“Il dialogo socratico, sia esso composto da Platone, Senofonte o Eschine di Sfetto, non mira a insegnarci una determinata dottrina - che Socrate, come tutti sanno e come infinite volte egli stesso ci ha detto non ha mai posseduto - ma intende evocare un'immagine luminosa del filosofo assassinato, intende difendere e perpetuare la sua memoria e quindi tramandarne il messaggio.
Tale messaggio, essi ci dicono, è senza dubbio filosofico. Ma, se è vero che i dialoghi comportano un insegnamento, non si tratta dell'esposizione di una dottrina, bensì di una lezione di metodo. Socrate infatti ci insegna l'uso e il valore della definizione dei concetti che vengono impiegati nella discussione e nello stesso tempo ci dimostra come sia impossibile arrivare a possedere il concetto senza procedere preliminarmente ad una revisione critica delle nozioni tradizionali, delle opinioni <> presenti e operanti nel linguaggio. Il risultato apparentemente negativo della discussione è di grande valore. E' molto importante infatti sapere di non sapere, scoprire che le opinioni e il linguaggio comuni, pur formando il punto di partenza della riflessione filosofica, non costituiscono altro che questo e che la discussione dialettica tende proprio al suo superamento.”
Alexandre Koyré, Discovering Plato

“That man has always lied, to himself and to others, is indisputable. He has lied for the sheer fun of it—the fun of exercising this astounding gift of being able to "say what is not so," creating by his word a world for which he alone is responsible. Also, he has lied in self-defense: the lie is a weapon. It is the preferred weapon of the underdog and the weakling.”
Alexandre Koyré, Réflexions sur le mensonge

“In totalitarian anthropology man is not defined by thought, reason or judgment, because, according to it, the overwhelming majority of men lack just these very faculties. Besides, can one speak In terms of man altogether? Decidedly not. For totalitarian anthropology denies the existence of any human essence, single and common to all men. Between one man and "another man" the difference is not one of degree but of kind, says that anthropology. The old Greek definition of man, distinguishing him as the zoon logicon rests on an equivocation: there is no more necessary connection between reason and the word than there is between man, the reasoning animal, and man, the talking animal. For the talking animal is above all the credulous animal, and the credulous animal is by definition one who does not think.

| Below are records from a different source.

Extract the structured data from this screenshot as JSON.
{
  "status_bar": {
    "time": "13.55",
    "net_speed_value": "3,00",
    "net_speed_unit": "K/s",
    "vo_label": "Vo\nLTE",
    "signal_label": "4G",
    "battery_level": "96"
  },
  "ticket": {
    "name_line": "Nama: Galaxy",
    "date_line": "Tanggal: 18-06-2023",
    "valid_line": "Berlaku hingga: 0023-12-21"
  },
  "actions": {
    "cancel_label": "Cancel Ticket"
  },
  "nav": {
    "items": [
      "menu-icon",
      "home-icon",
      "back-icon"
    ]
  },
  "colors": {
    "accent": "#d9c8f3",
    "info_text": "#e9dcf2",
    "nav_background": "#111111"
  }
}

Thought, that is, reason, the ability to distinguish the true from the false, to make decisions and judgments—all this, according to totalitarian anthropology, is very rare. It is the concern of the elite, not of the mob. The mass of men are guided or, more accurately, acted upon, by instinct, passion, sentiments and resentment. The mass do not know how to think nor do they care to. They know only one thing: to obey and believe.”
Alexandre Koyré, Réflexions sur le mensonge